Supercharging Data-Science in the Cloud
Supercharging Data-Science in the Cloud
International Computer Scientists and leading Technologists gather in Wellington to discuss the future of Supercomputing.
Multicore World 2016 – 15 -16 -17 February, Wellington.
Some of the most recognised authorities in computing are converging in Wellington for the 5th Multicore World. A computer conference about the formula-one, or high-performance, aspects of computer systems. The conference aims to advance all aspects of multicore and many-core technology.
At the heart of every computer is a Processing
Unit, often called a Core.
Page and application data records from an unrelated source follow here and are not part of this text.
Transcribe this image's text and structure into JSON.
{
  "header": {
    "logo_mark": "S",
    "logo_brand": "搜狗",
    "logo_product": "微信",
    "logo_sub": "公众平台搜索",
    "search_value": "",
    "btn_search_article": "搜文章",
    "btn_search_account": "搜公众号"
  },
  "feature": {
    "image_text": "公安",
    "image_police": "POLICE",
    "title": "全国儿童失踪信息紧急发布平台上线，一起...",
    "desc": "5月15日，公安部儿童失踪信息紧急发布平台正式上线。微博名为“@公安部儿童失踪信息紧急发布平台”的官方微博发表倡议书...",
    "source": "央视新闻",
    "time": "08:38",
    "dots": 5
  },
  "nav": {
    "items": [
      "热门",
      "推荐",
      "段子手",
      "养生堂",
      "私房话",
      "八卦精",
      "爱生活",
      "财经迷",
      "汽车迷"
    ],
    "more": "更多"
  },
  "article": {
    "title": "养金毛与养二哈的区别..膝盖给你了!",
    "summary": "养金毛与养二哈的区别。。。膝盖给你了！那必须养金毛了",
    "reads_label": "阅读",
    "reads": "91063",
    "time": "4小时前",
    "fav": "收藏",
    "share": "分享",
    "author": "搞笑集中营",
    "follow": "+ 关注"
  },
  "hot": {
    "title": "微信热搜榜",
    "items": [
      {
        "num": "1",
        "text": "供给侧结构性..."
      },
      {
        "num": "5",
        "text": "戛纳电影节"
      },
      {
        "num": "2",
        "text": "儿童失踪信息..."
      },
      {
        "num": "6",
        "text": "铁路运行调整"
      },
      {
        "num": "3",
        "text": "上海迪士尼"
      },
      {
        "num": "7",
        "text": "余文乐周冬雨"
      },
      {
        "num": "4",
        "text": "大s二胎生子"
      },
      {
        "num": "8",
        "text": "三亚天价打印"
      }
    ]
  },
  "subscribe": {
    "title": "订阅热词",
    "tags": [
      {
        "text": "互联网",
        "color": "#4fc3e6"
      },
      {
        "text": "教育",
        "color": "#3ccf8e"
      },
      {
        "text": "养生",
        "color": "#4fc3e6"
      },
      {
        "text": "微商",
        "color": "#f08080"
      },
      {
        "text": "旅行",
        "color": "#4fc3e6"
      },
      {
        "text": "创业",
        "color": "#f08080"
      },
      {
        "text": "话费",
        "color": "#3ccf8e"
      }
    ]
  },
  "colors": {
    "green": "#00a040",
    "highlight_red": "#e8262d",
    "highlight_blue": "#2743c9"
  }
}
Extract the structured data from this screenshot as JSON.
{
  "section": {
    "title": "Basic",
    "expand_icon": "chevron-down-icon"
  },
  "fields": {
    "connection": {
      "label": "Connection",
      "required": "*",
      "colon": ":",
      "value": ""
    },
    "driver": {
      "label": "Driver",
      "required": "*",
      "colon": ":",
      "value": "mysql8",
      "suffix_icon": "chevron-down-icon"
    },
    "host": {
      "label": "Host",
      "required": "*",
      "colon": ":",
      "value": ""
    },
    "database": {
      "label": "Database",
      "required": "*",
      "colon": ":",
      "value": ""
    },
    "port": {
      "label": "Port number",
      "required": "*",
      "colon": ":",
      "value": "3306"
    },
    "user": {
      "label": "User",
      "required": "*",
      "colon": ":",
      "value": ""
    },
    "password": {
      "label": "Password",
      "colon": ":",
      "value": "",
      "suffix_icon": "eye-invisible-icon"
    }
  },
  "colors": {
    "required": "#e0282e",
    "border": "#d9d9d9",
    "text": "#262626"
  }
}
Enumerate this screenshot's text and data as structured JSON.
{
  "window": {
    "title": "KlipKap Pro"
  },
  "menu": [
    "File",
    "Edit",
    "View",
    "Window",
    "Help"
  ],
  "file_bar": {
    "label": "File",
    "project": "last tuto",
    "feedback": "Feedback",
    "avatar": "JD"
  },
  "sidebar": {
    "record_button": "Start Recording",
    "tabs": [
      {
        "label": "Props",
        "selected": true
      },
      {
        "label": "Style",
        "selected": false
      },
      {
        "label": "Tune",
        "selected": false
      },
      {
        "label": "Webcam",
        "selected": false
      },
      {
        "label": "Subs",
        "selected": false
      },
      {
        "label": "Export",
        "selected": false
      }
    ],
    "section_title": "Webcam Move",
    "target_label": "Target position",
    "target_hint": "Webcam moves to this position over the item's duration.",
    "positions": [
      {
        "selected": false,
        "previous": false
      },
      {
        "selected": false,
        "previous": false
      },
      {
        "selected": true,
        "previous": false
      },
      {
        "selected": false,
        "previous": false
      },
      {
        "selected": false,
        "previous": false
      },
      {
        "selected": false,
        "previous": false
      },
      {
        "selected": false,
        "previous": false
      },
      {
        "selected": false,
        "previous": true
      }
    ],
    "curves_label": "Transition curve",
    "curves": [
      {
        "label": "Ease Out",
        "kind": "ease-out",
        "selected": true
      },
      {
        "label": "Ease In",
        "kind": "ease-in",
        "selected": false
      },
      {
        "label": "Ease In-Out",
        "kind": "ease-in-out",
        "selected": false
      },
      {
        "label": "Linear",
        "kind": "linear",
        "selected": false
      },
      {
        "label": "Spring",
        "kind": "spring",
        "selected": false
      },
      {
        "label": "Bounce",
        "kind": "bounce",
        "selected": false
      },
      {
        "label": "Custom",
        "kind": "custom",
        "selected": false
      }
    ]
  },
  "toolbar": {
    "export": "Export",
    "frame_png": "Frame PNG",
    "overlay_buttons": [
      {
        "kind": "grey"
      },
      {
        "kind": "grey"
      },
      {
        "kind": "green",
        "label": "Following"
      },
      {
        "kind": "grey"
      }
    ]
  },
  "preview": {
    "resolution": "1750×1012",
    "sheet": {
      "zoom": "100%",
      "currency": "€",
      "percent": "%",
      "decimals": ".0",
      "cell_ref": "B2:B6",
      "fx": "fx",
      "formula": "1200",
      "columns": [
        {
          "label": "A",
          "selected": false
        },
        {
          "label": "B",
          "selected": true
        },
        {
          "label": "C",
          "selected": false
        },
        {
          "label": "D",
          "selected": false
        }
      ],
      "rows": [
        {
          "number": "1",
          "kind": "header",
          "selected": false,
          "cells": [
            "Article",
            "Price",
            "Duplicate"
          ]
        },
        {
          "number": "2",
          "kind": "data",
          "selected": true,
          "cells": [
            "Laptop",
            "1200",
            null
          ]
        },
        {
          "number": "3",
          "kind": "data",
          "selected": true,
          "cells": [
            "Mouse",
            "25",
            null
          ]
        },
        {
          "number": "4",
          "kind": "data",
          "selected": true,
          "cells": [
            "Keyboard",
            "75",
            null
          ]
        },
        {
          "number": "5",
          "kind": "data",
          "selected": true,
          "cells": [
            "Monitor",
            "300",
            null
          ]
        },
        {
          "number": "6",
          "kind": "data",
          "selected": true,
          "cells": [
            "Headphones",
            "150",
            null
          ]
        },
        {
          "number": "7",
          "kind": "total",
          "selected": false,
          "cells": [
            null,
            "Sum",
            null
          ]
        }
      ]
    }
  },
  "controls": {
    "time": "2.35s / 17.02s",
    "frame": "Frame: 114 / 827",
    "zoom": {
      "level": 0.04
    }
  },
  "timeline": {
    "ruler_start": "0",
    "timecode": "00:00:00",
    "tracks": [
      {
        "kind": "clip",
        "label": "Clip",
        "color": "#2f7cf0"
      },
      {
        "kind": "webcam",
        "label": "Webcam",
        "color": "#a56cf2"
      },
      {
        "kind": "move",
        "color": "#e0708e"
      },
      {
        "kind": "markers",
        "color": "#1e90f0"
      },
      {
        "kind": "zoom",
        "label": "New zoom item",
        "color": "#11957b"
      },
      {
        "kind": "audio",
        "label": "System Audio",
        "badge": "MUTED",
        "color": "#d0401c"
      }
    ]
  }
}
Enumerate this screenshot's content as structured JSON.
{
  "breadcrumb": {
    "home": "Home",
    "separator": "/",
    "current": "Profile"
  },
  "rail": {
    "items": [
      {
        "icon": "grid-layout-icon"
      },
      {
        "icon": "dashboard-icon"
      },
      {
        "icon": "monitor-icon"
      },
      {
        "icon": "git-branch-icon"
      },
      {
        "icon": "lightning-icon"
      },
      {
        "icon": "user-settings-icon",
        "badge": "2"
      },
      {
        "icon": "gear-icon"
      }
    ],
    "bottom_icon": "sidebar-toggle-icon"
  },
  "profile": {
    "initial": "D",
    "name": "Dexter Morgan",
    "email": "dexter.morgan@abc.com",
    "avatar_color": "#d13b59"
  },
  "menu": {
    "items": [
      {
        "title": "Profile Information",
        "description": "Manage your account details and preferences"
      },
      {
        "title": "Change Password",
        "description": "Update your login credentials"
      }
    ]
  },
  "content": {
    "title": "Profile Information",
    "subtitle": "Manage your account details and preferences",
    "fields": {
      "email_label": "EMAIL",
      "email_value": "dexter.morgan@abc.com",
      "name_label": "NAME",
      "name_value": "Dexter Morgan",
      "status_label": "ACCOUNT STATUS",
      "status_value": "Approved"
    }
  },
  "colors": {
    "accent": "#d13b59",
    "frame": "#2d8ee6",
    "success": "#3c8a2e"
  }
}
Today’s computers, especially any mobile phone contain many of these Cores. They enable your smartphone to do many things at once- in parallel. If you have spoken to a virtual assistant like Siri, played a game, or posted a photo to Facebook you have used hundreds of these Cores in a blink of an eye. The technique used at Facebook to recognise the faces of your friends and family need the raw computing power of many Cores. Speech recognition and techniques called Machine Learning all use many cores to be practical.
Supercomputers give us the ability to analyse
massive volumes of data and are becoming more common in this
era of “data deluge”.
Due to lowering costs and the energy efficiency required for mobile phones and Cloud Computing, high-performance computing (HPC) is becoming accessible to general business, science and government. Writing software that takes advantage of the computing requires very specialised knowledge. A focus of the Multicore World 2016 conference aims discussion around ideas to reduce this barrier. To make the technology more accessible to a wider community of software developers and scientists.
It turns out New Zealand is an
epicentre for HPC efforts and entrepreneurs.
New Zealand universities and companies are contributing to the Square Kilometer Array (SKA) Supercomputer designs. Expatriate Uruguayan, Nicolás Erdödy says looking into deep space "requires an enormous amount of computing power." Erdödy is the driving force behind the Multicore World series and founder of Open Parallel. Every year has been able to attract world class speakers to the conference. That includes many people involved with the SKA project. Open Parallel is leading efforts to help foster the wider adoption of HPC. The company contributes to the designs of the software platform for the SKA project. They are aiming to help build and commercialise software required for these Supercomputers.
The SKA project presents a
once in a generation opportunity for New
Erdödy says that “it is not often that New Zealand has the chance to play an important part of the design of a Big Science project” -which already involves a dozen countries. The benefits are way beyond just the science applications. Fonterra for instance could improve production costs "just by using new software techniques to optimise milk production patterns" suggests Erdödy. The hope is building a stronger community around HPC will spill-over into economic benefit for the country. The Director of AUT’s High Performance Computing Research Laboratory, Dr Andrew Ensor concurs, “We’re pushing the envelope of what is possible with computing and that will have economic benefit.” Multicore World is a leading part of this broader ambition and it is paying dividends.
American expatriate Alex St John attributes the insight for his latest technology invention directly to working with Open Parallel and AUT on the SKA project. St John, a pioneer in the computer games market and inventor of Microsoft’s DirectX system, says “It’s hard to beat hanging around with brilliant engineers, astrophysicists and mathematicians for a week.” As a result St John co-founded Nyriad with Matthew Simmons -having both meet at Multicore World 2014. Nyriad is on track to become a global player in the Big-Data computing market. Entrepreneur and technology investor Scott Houston now sits on the board of Nyriad. Houston founded GreenButton, a New Zealand HPC success story. Acquired by Microsoft in 2014, Houston has been impressed with the conference -having attended and supported many of the prior editions. According to Houston it is unique to have “the industry’s most influential leaders arriving right at our doorstep.” The future of IT, according to Houston therefore “lies in understanding, developing and supporting scalable technology that harnesses the latest Multicore technologies.”
That future is rapidly approaching in the form of Artificial Intelligence. A leading example of that future comes from the mind of New Zealander Shane Legg. Legg is the co founder of DeepMind (acquired by Google in 2014) a company specialising in Artificial Intelligence research and applications. If you use Google’s services you’ve already used the work of Legg and his team. The training of DeepMinds advanced computer algorithms requires specialised many-core processors.
Organised every year by Open Parallel since 2012, Multicore World takes the pulse of the global HPC ecosystem. Sessions cover latest developments in software and hardware, applications and the businesses behind high-performance computing. The Multicore World 2016 conference puts Wellington and New Zealand at the centre of these technology advancements.